How does a person explain becoming a writer? Some claim to have wanted to write from childhood, some don't. I've talked to people with all kinds of stories. Each one is different, and some are downright weird. Others, well, they tend to be somewhat plodding. All of them fascinate me, however.
For myself, I started out reading when I was a small child. I didn't see the inside of a classroom until years later. When I finally discovered the internet and of all things, books and literature chat-rooms, I was absolutely delighted. In my little speck of the world, few people share my interest in books. Few, granted, have time to do so. I could not see well as a child, so I visited the world vicariously, through the words of others. I still do. When Yahoo came out with the 360 blog-sites, someone sent me an invitation to link up. It confused me, but I did finally figure out what they were talking about and decided to try it. From there, I was hooked. In this part of Kentucky, there are no good writers' groups or support of any kind. No form of community exists within my reach other than the internet.
At first, I left the blog open to everyone. I soon found that, if one chatted in the chat-rooms, the site would soon lock even me out of it, due to too many hits. The eyes of a world are on chat-rooms and similar social sites. Some of those eyes are not friendly, and some are a bit too friendly. In order to access my own page, I locked access of it down to just a few online friends. It wasn't something I had wanted to do in the beginning, but slow connections and a few nasty little problems made it necessary. With a few adjustments, the whole thing cleared up and began to be genuine fun. A few years later, 360 closed. I moved on, like everyone else, to somewhere else.
For a long time, I juggled several blog sites. Now I'm mostly down to this one, and it doesn't get updates as often as I'd like. Facebook holds most of my social interaction, and indeed, I've found many old chat-friends here, some of whom have joined a Group I started on a 'secret' setting ("Hello, Couch participants!") a few months ago. I had missed those folks; they're good company still. Some decided to friend me directly, some not. I'm OK with that on several levels. I follow a few blogs myself, and all is well.
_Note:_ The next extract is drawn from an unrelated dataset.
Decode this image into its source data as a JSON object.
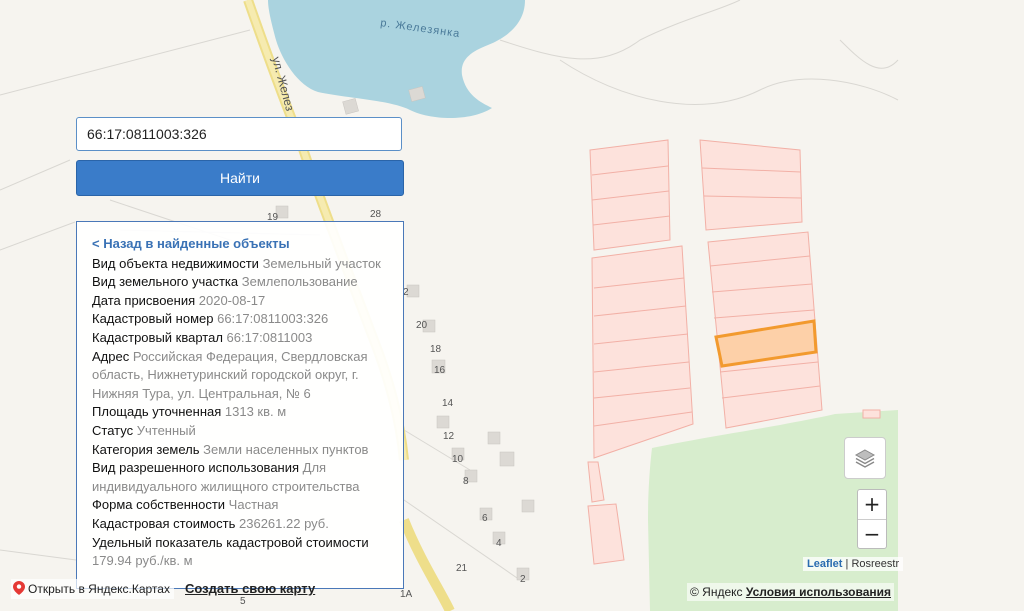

Along the way, I learned some things. Every person who commented helped me along the way. And I have become a better writer for paying attention to what they had to say, I think. One friend is a multilingual freelance proofreader in Argentina, and another friend, in New Zealand, has the sharpest, most fearless eyes for editing I have yet to see (it helps that she's not afraid of me, bless her). If it weren't for my friends, I wouldn't have come this far as a writer. And I know it well. I'm grateful to have genuine, honest friends. They're rare.
Feet of clay? Yes. Absolutely. For one thing, I don't enter fee-contests (cost-prohibitive taken as a whole on a limited budget). I have trouble still in regards to thinking of myself as a Writer (capitalized for emphasis on it as an occupation). To write does not necessarily mean you are a Writer, after all. Ahem. Writers and Poets are people to respect; kings once feared a poet more than anyone, and with good reason: words have power.
Words have the power to change lives. Not only the writer's life, but every life for endless ripples throughout the world. To take up a pen (or keyboard, in this case) is to pick up a weapon of either destruction or construction, a weapon that can cut both directions, can hurt or heal with equal action. Words are also fragile, a blade of thin, delicate glass, something that can crumble easily, taken out of context or misused. Words need careful handling by skilled hands.
Working blogs and conversing across internet lines around the world has been an intense blessing to me. Thank you, my friends. Thank you so much for your understanding and strength. It's good to know that creative criticism can be done on such a fine level of cooperation.
In the beginning, there was chat, where I met you good folks. Then there was a blog, where you began to teach me. And where I began to learn just a little about the proper care and handling of words.